The first Outdoors and Active workshop was hosted by Edith Kerrison Nursery and Children’s Centre, where the garden enables children to explore and test their bodies using built and natural features to create physical challenges. Deputy Headteacher Jo Aylett took our group on a tour of the large and varied outdoor space. A covered transition area immediately outside of the rooms is richly resourced with loose parts such as hollow blocks, sofas, art and craft materials, small world resources and a mud kitchen, creating small, personal spaces for children to relax and collaborate in.
By contrast, the main garden is extensive and uncluttered and provides opportunities for running, rolling, ball games, parachute play and games that help children become ‘puffed out’. Children are able to range freely all over the space, choosing construction or gardening or sand play or transporting, as the fancy takes them. Using heavy, awkwardly shaped or wheeled equipment – such as wheelbarrows, tools and trolleys - helps young children at Edith Kerrison develop an awareness of the extent of their own bodies and a sense of how their bodies can then operate within a space.
Jo says, “Our two years olds spend the most time outside, where their progress in gaining control of their bodies and movements is very clear. The outdoors gives them far greater challenge in terms of balance and co-ordination and the opportunities it gives for big movements and more boisterous play.”
The Nursery provides good quality outdoor clothing meaning that the weather never prevents children getting active and physical every day. The other crucial component, explains Jo, is “enabling adults that truly understand the importance of physical play for children, giving children the ability to get messy, to jump in and out and over puddles and to climb, crawl, slide, jump, spin and swing – gaining stronger muscles and bodies in the process.”
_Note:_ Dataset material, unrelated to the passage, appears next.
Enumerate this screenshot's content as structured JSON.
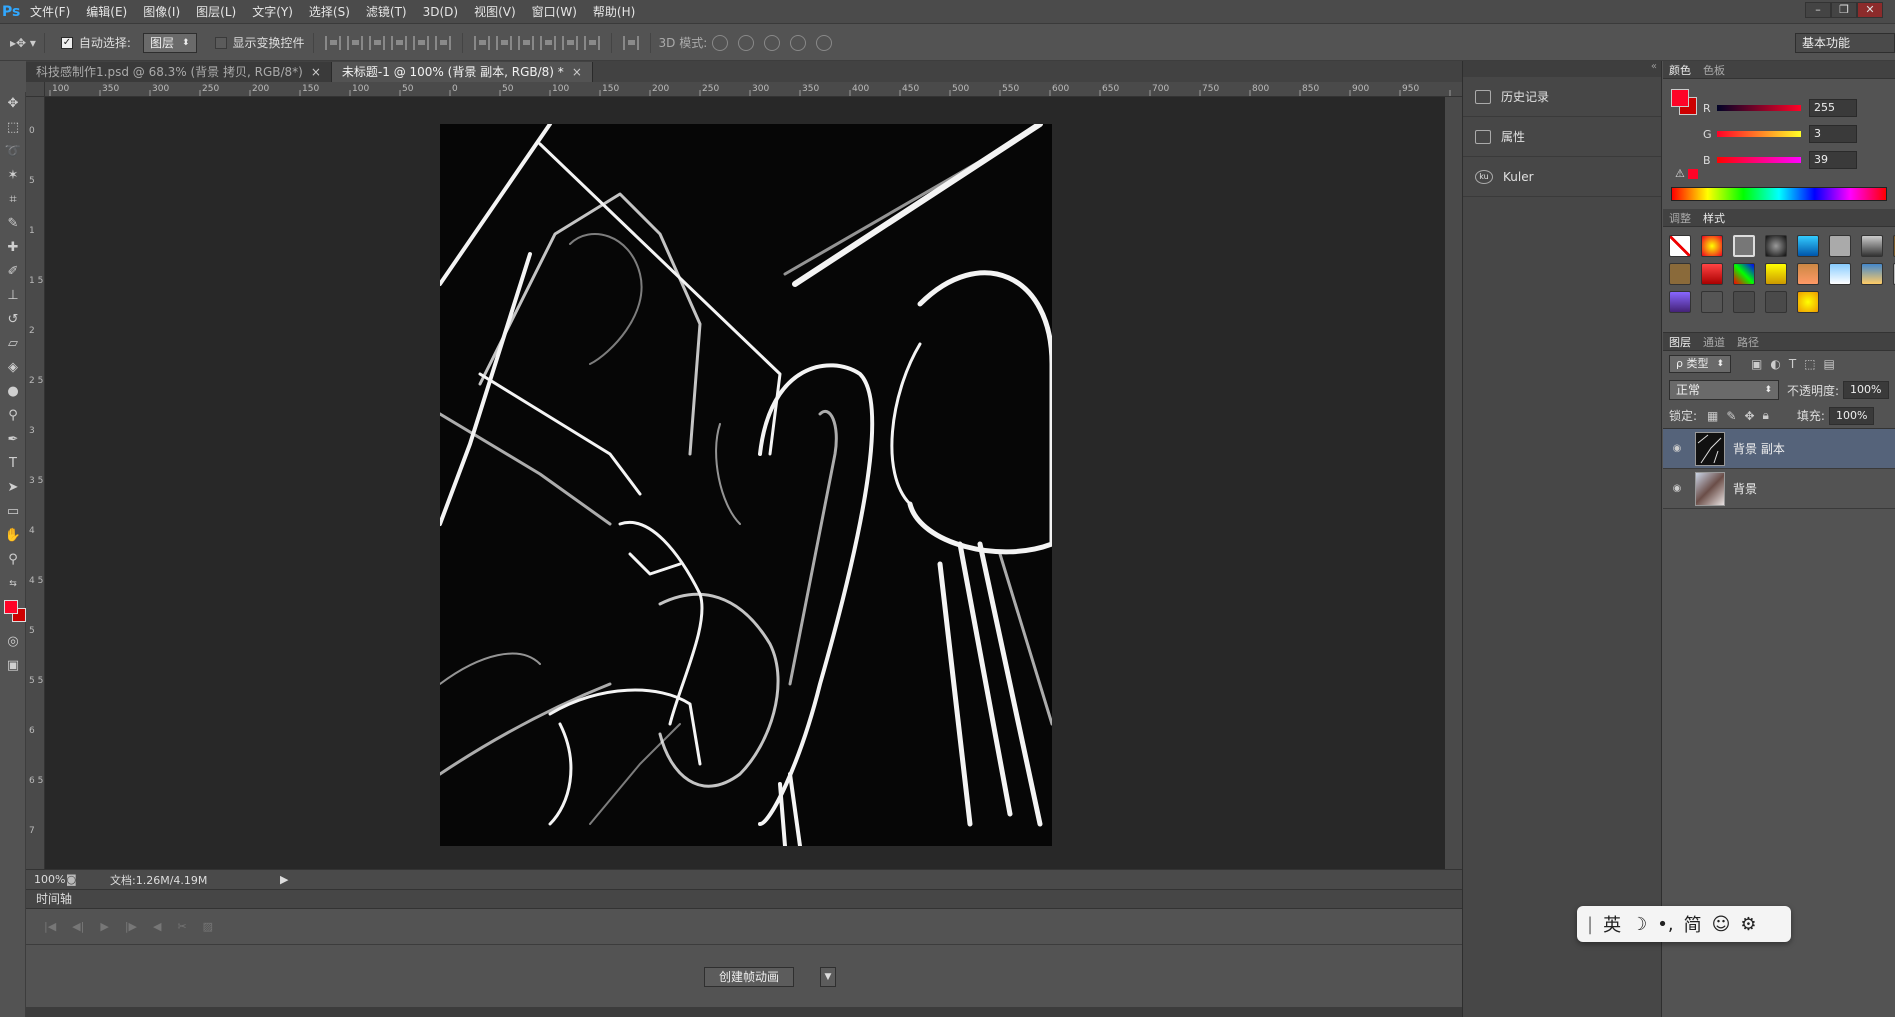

This case study was first published in Nursery World magazine, October 2016